Thanks!

Partners in Grime said...

Well done! Too bad our school district just bought a thousand Windows PCs to start a one-to-one laptop initiation. I learned it's impossible to change someone's mind with facts. :)

fixyourthinking said...

Thanks Don ...

I've been hearing for years that there was no where that one could get some straight facts and insightful speculation about Apple market share - good enough to convince IT staff, school districts, and business the absolute need to support or buy Apple products.

This is my first "making a go of this website as a part time job" post.

Please refer to it if you want to show anyone Apple's true market share.

Also, if you have anything to add - I plan to add to this post later. For instance, I want to discuss Apple's desire to be the best - not necessarily #1.

It's taken me almost all day correcting grammar mistakes - a problem of mine with my longer posts.

Anonymous said...

Wow...you really are a MacNut :)
On the comment of expanding Macs - how would you upgrade the video card on an iMac? Buying a new Mac doesn't count...
Are all your readers such dimwits?

fixyourthinking said...

first of all ... If you need an upgrade path for a video card you would buy a MacPro ... don't be a troll.
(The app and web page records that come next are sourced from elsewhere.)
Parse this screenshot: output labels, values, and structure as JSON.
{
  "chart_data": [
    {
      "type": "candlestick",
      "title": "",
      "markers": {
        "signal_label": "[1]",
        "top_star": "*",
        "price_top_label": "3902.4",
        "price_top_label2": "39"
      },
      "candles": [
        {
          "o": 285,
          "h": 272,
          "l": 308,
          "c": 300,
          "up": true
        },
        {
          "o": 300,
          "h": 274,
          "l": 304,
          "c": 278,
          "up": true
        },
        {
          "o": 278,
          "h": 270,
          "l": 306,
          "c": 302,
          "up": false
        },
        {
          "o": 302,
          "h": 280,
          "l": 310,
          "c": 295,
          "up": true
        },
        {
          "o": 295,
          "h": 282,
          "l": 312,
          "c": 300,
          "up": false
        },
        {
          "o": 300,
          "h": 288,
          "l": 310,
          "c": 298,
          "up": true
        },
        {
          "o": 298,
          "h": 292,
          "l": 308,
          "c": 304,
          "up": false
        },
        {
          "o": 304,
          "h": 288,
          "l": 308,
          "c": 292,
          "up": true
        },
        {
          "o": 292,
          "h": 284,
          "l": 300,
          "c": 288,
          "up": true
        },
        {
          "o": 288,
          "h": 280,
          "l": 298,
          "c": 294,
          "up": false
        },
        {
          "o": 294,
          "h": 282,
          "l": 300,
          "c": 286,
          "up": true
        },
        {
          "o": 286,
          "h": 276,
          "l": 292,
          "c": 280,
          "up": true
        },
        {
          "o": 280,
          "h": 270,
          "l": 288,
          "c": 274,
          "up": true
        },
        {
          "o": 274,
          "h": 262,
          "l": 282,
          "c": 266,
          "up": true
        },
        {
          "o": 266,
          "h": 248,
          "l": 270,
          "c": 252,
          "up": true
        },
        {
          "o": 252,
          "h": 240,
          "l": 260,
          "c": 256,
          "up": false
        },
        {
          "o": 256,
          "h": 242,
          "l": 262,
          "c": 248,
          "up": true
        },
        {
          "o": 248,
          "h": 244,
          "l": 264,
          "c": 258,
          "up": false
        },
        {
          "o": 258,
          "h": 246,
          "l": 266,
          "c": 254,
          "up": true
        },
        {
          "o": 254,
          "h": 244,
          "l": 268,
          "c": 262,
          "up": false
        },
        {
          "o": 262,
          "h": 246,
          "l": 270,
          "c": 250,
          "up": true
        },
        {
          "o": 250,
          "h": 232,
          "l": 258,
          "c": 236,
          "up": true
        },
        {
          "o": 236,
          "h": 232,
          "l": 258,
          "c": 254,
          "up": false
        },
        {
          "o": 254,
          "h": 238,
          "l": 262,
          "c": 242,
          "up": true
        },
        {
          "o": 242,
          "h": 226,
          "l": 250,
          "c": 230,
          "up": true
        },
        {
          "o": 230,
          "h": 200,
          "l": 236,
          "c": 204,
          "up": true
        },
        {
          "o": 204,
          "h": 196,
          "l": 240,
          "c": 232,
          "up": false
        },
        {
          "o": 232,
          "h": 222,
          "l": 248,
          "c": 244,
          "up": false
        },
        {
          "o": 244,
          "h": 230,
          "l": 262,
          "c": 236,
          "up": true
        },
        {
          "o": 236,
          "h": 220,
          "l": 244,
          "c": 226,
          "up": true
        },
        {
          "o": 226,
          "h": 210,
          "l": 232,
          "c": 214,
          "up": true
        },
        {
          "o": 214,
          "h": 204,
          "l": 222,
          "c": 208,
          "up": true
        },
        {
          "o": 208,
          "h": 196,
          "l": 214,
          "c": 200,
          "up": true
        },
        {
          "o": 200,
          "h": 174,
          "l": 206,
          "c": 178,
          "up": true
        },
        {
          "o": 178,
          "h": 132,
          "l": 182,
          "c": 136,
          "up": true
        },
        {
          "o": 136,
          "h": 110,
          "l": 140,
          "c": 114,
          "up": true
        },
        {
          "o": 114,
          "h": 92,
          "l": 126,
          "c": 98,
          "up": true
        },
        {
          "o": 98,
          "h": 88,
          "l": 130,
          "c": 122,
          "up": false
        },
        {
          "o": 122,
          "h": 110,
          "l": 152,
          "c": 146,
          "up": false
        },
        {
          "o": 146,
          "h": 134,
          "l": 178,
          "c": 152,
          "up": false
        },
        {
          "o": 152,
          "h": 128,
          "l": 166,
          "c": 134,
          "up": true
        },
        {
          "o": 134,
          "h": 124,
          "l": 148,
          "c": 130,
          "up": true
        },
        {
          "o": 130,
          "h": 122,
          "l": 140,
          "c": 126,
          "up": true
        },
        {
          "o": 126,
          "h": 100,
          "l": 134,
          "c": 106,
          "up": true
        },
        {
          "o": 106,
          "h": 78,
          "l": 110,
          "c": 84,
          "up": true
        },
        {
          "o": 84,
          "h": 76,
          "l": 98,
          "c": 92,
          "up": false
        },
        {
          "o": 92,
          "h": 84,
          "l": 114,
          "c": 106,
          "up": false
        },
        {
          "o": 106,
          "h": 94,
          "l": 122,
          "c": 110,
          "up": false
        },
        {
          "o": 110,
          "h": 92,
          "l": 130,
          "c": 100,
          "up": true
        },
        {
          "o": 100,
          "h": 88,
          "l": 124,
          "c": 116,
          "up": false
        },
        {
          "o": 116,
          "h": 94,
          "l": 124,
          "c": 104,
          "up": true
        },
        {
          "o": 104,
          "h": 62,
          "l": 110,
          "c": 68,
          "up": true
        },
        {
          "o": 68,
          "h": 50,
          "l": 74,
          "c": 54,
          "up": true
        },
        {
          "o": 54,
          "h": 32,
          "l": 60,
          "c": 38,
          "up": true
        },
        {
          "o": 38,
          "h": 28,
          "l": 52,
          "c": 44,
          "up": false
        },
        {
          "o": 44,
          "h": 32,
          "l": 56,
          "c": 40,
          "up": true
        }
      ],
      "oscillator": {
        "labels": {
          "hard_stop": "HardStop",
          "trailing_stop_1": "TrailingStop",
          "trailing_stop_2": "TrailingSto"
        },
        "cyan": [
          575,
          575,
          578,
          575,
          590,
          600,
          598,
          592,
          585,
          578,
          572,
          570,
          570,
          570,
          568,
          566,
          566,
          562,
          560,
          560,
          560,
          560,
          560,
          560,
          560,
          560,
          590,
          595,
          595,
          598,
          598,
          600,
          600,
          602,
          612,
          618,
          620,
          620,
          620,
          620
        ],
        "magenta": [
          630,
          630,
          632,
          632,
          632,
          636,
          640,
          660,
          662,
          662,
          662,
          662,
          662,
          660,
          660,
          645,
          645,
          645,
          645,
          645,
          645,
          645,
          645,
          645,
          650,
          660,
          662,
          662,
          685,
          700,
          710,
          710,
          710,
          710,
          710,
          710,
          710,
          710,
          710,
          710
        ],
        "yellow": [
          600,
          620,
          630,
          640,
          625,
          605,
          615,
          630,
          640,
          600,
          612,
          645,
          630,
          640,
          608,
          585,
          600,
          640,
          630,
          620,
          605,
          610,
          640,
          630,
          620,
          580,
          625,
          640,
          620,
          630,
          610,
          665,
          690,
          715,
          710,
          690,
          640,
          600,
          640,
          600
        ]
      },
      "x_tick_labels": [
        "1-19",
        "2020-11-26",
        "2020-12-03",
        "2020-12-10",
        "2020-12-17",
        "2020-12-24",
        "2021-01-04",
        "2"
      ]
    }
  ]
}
Second, in case you didn't make your purchase wisely, bought an iMac, and need a video card upgrade ... you have several options - depending on what you need more video power for ... first, external video cards exist, second you can buy video decoders that will greatly assist in video production.

Anonymous said...

Surely you're joking...that's your solution??
Buy a 3 Grand desktop just to have the option to upgrade down the road?

Or buy an overpriced external card because my computer is not inherently upgradeable?

How do you expect a gamer (or any other user) know in advance what GPU specs are required by a game (or app) that may come out down the road?

Your comment only proved my point: you, and your Mac reader base are very easily swayed by such weak arguments.

fixyourthinking said...

Down the road?

So now we've changed arguments from not upgradeable to not 4+ years technology proof.

Apple has always held up very well.

Besides REAL gamers don't play games on their computers they should wisely use consoles that have dedicated use.

If you are a serious gamer - you have the big rig. If you are a part time gamer - a 256MB iMac is plenty. If you are a casual gamer like 90% + of the population you have an Xbox 360 or Playstation 3 or Wii.

May I point out that the Wii has a 3 year old graphics technology BUT is still outselling the PS3 and 360 combined and is generally still sold out across the country. This relates to the Mac in that it's not about quantity - its about quality and dedicated purpose.